__Task details__
Whenever a line of the entries below holds the string "document", copy that line and return it.

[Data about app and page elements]
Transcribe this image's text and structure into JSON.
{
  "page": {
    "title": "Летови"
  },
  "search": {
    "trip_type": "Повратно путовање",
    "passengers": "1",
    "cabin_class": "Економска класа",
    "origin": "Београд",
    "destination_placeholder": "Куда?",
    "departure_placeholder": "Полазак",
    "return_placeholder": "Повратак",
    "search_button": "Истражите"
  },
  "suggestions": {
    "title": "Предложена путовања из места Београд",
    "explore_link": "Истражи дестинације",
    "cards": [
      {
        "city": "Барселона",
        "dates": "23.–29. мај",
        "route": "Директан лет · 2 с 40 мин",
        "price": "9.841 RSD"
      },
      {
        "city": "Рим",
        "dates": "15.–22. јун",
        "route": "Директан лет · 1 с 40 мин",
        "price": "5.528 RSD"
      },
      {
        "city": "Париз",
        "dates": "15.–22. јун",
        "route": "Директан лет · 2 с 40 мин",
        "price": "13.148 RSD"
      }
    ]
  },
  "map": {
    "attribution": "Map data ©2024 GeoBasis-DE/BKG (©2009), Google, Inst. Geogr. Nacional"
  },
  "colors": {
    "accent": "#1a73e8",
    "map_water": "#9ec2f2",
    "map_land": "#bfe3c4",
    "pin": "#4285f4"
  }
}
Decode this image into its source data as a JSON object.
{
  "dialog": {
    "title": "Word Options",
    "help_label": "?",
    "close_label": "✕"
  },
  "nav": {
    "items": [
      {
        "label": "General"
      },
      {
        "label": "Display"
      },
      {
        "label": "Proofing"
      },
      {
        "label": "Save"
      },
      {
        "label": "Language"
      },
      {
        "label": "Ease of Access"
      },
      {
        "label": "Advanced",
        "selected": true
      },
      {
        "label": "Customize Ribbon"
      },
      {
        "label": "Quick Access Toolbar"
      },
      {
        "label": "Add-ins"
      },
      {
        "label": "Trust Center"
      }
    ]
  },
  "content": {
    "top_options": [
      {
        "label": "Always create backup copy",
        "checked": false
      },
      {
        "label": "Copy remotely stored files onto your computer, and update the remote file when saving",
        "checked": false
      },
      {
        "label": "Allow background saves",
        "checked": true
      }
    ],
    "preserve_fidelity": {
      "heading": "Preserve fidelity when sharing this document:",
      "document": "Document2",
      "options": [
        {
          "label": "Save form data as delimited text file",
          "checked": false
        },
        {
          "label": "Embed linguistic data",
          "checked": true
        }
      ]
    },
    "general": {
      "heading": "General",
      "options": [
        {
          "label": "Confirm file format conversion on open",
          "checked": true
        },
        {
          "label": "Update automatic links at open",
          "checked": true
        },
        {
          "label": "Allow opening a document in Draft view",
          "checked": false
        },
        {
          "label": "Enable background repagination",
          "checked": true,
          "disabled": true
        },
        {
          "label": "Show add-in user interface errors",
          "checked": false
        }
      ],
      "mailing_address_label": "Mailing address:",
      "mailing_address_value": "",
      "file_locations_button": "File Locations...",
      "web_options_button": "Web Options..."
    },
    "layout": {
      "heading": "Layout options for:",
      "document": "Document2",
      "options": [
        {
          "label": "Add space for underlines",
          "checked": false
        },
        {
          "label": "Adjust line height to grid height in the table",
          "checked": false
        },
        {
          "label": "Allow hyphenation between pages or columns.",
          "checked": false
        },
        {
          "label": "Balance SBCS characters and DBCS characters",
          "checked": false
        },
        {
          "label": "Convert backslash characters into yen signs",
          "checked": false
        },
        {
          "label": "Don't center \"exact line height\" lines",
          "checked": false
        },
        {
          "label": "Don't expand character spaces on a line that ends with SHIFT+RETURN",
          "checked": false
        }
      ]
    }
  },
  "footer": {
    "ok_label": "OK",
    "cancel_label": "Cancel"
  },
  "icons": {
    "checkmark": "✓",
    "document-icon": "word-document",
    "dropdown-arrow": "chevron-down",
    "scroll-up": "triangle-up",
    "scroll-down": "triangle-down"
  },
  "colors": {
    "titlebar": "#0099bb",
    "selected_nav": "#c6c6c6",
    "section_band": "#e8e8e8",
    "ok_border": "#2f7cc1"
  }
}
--
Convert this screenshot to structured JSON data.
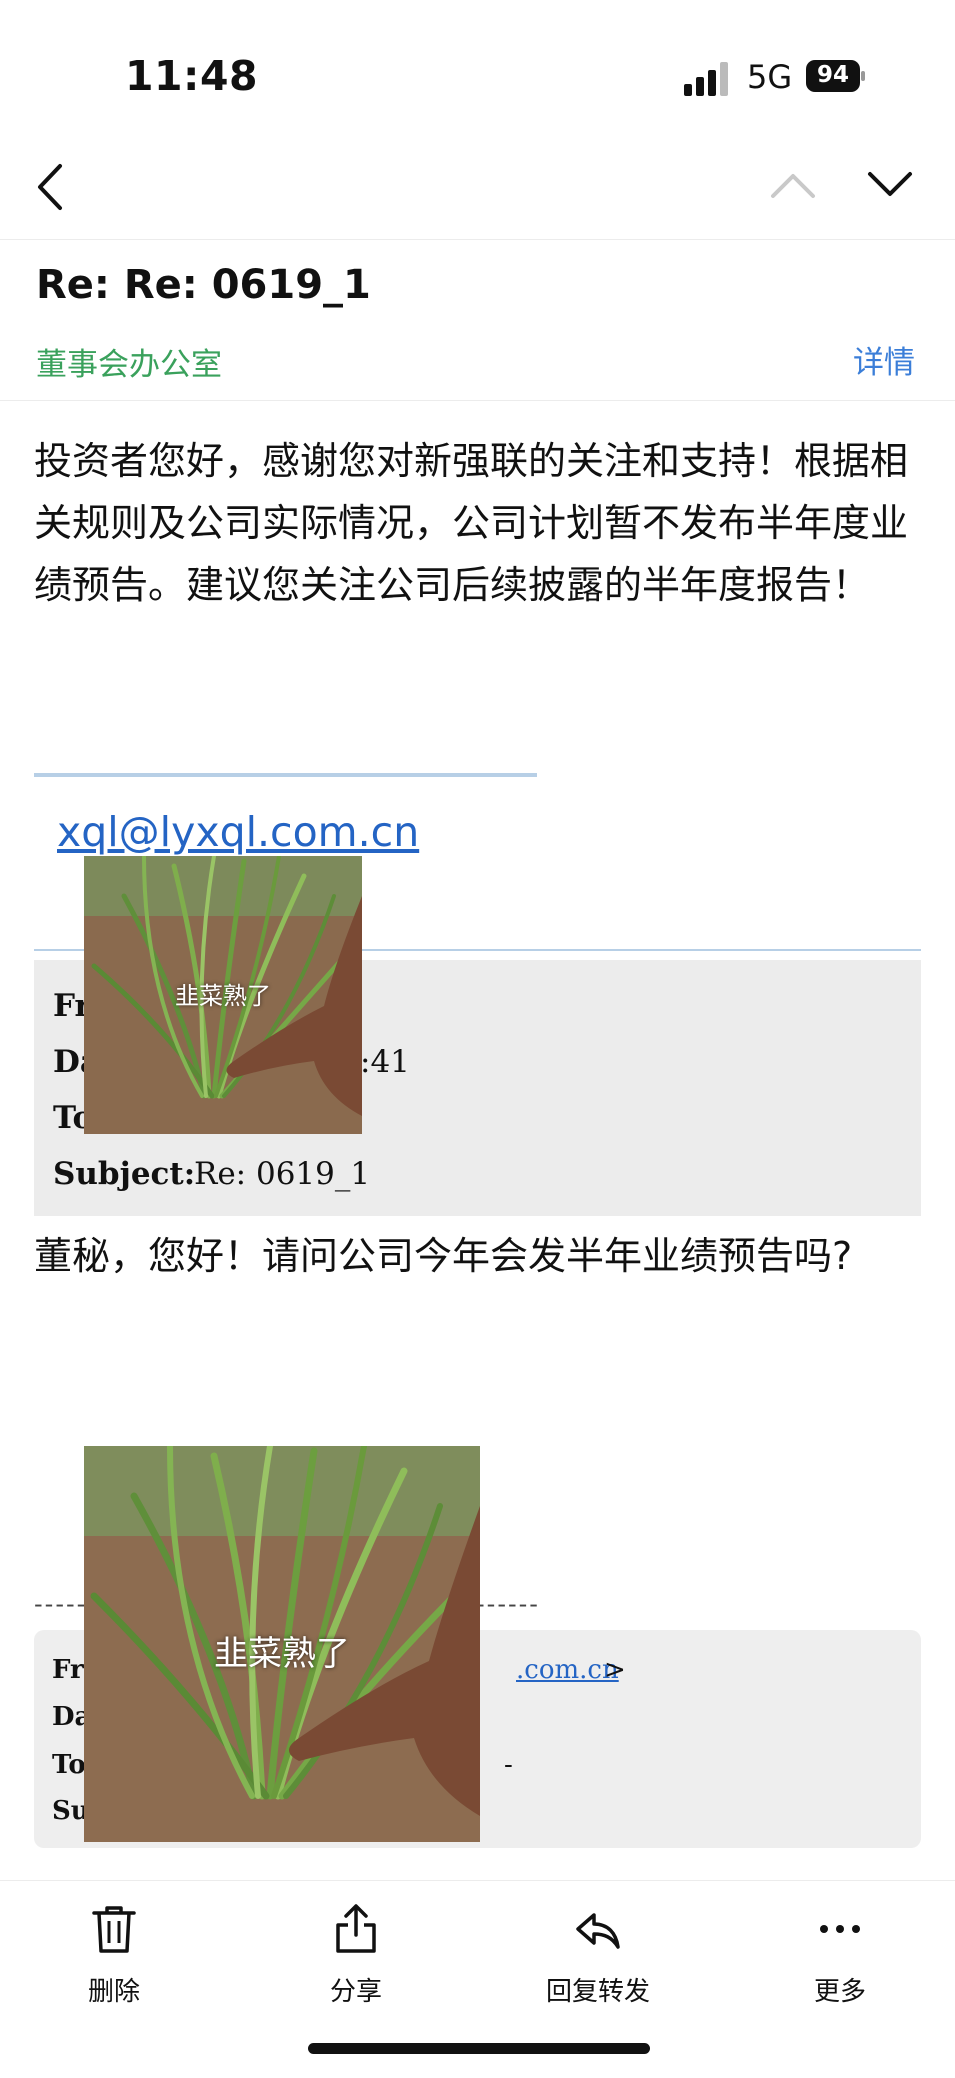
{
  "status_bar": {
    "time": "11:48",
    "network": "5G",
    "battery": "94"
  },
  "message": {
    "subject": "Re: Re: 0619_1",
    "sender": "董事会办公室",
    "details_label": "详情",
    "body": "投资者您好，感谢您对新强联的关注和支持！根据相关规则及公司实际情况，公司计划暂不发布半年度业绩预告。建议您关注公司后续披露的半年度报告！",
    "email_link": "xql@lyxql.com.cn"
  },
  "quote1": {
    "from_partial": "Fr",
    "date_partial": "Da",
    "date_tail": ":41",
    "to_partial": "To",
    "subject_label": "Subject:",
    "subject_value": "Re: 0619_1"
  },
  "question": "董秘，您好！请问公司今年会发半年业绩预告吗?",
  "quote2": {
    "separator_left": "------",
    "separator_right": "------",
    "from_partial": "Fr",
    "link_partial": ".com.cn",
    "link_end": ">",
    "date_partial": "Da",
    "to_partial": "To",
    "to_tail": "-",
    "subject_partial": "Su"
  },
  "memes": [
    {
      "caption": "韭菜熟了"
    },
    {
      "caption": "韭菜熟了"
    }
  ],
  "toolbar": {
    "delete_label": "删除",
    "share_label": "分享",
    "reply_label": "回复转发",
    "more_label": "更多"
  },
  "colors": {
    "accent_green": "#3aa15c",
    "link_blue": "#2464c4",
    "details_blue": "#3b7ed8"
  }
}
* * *
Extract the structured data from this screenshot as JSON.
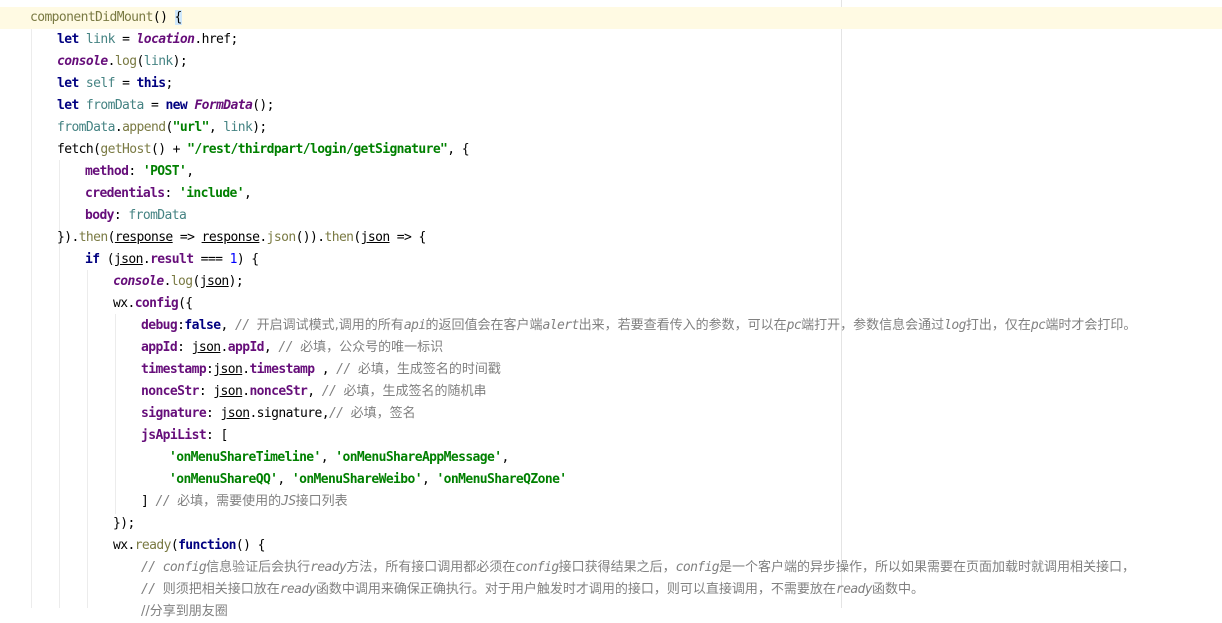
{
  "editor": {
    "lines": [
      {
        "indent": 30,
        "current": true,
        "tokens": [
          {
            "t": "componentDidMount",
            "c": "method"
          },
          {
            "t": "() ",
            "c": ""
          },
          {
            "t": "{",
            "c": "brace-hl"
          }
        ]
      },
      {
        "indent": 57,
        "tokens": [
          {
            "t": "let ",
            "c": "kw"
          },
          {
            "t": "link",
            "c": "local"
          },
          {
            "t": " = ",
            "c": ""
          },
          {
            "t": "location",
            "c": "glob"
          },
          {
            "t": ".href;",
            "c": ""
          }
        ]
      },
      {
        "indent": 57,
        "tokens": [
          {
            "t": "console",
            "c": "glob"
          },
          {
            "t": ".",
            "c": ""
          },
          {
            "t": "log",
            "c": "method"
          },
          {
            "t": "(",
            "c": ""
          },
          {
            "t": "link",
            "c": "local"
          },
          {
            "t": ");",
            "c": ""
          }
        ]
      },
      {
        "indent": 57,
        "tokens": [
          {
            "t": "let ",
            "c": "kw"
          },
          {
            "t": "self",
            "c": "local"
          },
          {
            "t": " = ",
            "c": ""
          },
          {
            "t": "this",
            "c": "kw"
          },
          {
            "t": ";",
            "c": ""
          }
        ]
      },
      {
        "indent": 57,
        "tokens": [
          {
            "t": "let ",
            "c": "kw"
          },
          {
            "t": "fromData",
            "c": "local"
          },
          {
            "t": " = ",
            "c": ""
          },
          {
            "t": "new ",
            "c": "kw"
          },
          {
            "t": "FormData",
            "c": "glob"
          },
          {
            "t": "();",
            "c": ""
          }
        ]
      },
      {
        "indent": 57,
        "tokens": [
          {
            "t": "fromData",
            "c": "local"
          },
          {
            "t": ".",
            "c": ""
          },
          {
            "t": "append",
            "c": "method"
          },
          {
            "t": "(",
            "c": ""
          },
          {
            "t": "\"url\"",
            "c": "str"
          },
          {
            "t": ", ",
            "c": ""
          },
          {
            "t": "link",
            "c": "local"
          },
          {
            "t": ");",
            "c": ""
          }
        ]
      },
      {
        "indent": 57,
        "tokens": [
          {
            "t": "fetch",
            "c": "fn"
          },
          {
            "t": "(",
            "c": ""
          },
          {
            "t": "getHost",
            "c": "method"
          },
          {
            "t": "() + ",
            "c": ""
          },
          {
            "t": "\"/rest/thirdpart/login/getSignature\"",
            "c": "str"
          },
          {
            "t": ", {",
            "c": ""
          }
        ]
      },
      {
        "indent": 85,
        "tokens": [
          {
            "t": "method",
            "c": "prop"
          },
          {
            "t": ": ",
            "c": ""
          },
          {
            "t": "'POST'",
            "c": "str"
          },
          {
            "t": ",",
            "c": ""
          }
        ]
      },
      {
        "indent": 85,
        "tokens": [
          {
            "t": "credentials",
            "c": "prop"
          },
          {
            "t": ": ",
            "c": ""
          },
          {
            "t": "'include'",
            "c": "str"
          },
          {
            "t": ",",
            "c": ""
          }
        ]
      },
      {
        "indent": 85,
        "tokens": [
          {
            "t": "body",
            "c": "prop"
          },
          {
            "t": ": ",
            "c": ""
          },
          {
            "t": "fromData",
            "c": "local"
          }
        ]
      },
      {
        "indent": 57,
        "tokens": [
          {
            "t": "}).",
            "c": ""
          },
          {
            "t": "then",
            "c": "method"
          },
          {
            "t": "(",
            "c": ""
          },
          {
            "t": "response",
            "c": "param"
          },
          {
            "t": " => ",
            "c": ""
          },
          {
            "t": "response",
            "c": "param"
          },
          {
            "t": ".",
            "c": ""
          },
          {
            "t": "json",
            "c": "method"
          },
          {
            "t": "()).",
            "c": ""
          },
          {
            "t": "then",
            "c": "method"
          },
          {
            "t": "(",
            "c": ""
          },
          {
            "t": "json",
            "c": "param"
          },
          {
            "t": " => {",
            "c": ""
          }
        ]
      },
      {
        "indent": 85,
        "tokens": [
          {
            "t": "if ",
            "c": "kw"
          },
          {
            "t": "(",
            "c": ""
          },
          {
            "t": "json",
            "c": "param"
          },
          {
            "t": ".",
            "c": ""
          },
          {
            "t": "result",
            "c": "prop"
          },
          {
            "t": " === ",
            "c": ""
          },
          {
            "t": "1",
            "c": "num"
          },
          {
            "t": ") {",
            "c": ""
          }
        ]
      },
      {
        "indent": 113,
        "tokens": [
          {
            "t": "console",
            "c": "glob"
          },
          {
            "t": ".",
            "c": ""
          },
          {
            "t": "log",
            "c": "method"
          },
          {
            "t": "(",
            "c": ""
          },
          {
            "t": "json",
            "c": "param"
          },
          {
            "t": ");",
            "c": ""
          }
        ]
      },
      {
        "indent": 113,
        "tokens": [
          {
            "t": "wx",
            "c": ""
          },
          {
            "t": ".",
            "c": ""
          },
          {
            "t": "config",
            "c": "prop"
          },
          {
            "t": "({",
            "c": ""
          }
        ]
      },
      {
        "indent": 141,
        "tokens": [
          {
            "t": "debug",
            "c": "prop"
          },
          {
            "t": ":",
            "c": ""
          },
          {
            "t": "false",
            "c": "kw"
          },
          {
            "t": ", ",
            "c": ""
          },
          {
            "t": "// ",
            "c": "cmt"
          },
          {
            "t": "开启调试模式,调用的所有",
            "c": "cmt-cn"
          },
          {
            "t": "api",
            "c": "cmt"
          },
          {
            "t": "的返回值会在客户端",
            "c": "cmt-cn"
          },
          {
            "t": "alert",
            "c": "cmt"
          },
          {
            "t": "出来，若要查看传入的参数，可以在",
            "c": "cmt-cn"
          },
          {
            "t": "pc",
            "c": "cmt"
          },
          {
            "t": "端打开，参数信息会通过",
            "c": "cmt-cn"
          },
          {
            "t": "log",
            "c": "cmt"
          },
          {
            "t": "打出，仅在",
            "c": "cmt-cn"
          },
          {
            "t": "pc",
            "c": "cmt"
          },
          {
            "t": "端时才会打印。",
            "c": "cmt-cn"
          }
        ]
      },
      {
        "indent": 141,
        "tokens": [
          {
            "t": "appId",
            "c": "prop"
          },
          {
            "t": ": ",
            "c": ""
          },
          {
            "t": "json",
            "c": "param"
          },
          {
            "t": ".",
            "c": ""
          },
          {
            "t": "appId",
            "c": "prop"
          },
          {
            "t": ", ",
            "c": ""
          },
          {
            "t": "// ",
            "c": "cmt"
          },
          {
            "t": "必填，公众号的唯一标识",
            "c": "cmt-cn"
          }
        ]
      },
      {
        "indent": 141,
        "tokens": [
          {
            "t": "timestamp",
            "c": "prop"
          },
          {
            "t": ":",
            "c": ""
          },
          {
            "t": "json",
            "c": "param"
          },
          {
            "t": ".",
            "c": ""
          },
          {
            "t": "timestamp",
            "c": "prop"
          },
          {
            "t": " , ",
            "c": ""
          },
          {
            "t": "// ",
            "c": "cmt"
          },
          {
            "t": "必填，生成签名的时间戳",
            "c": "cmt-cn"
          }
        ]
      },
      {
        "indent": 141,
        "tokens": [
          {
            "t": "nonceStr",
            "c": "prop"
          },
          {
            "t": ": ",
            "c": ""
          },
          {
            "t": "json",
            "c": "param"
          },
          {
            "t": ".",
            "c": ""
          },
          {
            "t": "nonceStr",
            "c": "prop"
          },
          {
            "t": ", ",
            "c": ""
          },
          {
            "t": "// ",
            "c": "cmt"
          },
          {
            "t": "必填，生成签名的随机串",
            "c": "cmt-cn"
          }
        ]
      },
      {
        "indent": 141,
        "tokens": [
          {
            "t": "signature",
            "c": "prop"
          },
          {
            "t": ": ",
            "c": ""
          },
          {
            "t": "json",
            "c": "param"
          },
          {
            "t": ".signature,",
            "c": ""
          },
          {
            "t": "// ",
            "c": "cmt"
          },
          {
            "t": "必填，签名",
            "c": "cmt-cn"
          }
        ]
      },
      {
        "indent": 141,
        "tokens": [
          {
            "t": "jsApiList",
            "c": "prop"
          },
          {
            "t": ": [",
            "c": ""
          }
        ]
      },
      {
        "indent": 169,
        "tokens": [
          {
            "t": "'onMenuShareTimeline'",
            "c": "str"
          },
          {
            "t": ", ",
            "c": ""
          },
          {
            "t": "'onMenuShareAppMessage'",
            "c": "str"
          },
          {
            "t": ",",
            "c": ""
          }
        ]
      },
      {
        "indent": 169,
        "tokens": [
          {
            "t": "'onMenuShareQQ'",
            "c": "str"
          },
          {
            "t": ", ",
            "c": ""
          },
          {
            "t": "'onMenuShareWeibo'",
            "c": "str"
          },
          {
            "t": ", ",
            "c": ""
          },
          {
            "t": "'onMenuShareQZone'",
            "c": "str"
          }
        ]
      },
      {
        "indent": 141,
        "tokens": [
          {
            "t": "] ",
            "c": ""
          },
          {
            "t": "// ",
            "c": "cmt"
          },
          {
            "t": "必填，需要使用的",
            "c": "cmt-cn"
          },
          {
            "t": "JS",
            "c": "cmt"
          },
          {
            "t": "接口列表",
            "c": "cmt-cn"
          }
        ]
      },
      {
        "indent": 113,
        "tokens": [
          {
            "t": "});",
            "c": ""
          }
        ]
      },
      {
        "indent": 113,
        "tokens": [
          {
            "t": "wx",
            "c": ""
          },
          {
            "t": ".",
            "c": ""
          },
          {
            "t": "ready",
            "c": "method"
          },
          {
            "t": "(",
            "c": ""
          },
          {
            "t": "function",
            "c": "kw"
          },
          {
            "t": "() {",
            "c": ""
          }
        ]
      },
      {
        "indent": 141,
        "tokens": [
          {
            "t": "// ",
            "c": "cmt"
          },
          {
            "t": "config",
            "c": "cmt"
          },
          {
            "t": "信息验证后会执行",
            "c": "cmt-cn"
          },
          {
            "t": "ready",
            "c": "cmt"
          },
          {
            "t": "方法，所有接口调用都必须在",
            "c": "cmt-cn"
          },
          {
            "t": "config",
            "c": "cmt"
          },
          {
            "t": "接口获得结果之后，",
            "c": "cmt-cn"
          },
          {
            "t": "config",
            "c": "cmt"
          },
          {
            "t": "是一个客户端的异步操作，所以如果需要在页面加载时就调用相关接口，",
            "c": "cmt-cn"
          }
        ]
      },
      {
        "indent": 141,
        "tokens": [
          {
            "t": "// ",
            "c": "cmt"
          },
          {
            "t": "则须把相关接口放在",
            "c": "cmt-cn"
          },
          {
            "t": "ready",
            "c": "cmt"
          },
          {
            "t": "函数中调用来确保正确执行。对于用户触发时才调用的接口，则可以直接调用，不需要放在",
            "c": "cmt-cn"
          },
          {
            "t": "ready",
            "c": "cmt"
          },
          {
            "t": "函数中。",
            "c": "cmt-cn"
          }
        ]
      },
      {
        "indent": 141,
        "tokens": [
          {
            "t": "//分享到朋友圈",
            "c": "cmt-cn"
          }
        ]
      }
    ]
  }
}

__Reply to the task__
      "heading": "Preserve fidelity when sharing this document:",
      "document": "Document2",
          "label": "Allow opening a document in Draft view",
      "document": "Document2",
    "document-icon": "word-document",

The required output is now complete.